Fourth, it’s really doable! Not since the nineteenth century is a pastor so likely to find his congregation members at home, and while a subset of elders will be overworked, a few of them may find extra time on their hands make visits. This is an unparalleled opportunity. What is more, some preachers are taking a break from preaching two sermons on Sunday, and they are asking members to follow another church’s service for the evening. You may have a little extra time and this is a good way to use it. It will feel much more rewarding than catching up on your emails.

Fifth, it’s low-tech (an advantage for some members and ministers alike). You simply need to stand on the sidewalk and they need to open a door. OK, you’ll also need a car, a mobile phone, and an unintimidating opening line: “I’m driving by your house in 15 minutes and would love to stand ten feet from your front door, see how you’re doing, and pray for you. Is anyone at home up for that?” (Mentioning brevity, and maybe repeating the ten-foot distance, is critical).

Sixth, remember that some of your members never want you to be closer than ten feet from them anyway, and they don’t enjoy talking to you for very long. Why not offer them their dream visit?

Seventh, these visits are safe at a distance, and we actually know it. Identifying what is safe was not a luxury enjoyed by pastors in most previous plagues in church history, for whom sickness was a substantial mystery. This coronavirus has mysterious elements, but we know enough to know that at 6-10 feet everyone is safe. Throughout history people wanted their pastors during plagues. Because of the danger of visitation, pastors (such as those at the Westminster Assembly) warmly debated whether they should answer those requests, and if so, how many pastors should do so at risk to themselves, and how many should hold back so that gospel ministry would not be crippled after the plague had passed. Modern medical information offers a simpler matrix for thinking through home visits – although choices about hospital visits for sick members may be agonizing or highly limiting.

Eighth, we need to face the fact that absence from worship on Sundays might not make the heart grow fonder. For our weaker members and occasional attenders, Christians out of sight are Christians out of mind. By visiting we help them see that they matter to us. With the Lord’s blessing, the Christian gospel might matter to them.

Ninth, a few of us are always behind on visits anyway. Here is an opportunity to catch up.

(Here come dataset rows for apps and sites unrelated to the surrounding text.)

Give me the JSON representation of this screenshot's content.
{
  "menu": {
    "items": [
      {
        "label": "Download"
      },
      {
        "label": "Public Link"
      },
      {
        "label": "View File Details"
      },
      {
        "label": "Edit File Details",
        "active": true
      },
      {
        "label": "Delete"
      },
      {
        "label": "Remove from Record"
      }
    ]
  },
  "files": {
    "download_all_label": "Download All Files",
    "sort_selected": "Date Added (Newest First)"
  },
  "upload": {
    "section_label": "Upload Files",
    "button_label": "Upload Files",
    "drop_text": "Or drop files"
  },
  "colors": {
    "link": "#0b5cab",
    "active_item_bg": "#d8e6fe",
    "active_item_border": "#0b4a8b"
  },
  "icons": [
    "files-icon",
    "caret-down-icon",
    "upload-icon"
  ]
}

Tenth, this window of opportunity may close, and close for a long time. Getting out while you still can will ease your conscience if suffering increases, and enrich subsequent calls or Zoom meetings if more draconian quarantines are needed for reasons of public safety.

Of course this is work, and we will not all be able to add to what we are doing. But it is huge win if, one way or another, we can share a gospel of good news in a troubled world, for in the face of foolishness, sin, and fear, we proclaim a Saviour whose wisdom, righteousness and courage are ample for all of our faults and failings (1 Cor 1:30-31). Knowing this, and knowing the smile of our Father and the power of the Spirit, we can all be ambitious in using what time, energy and opportunity God does give us. For you, pastors and elders, perhaps try a couple visits, and see how it goes.

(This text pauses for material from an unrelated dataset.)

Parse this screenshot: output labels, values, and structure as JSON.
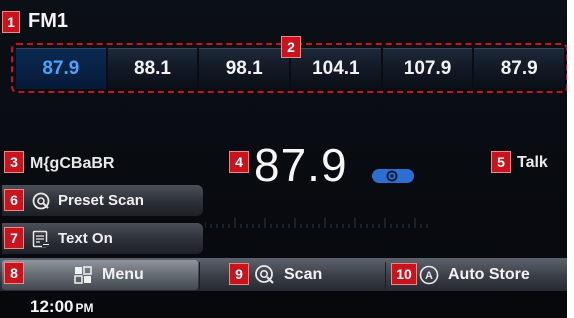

Chad Van Dixhoorn (PhD, Cambridge University) is professor of church history and director of the Craig Center for the study of the Westminster Standards at Westminster Theological Seminary. He also serves as an honorary research fellow at the University of East Anglia, Norwich, UK.

Related Links

Theology on the Go: "Pastoral Visitation" (with Chad Vegas)

"Poured Out, Not Burned Out" by Jonathan Master

"Praying Through the Scriptures: Deuteronomy" by Chad Van Dixhoorn

PCRT '08: Persevering with Joy in the Ministry [Download]

PCRT '14: Holiness of the Office of the Pastor [Download]

Confessing the Faith: A Reader's Guide to the Westminster Confession of Faith by Chad Van Dixhoorn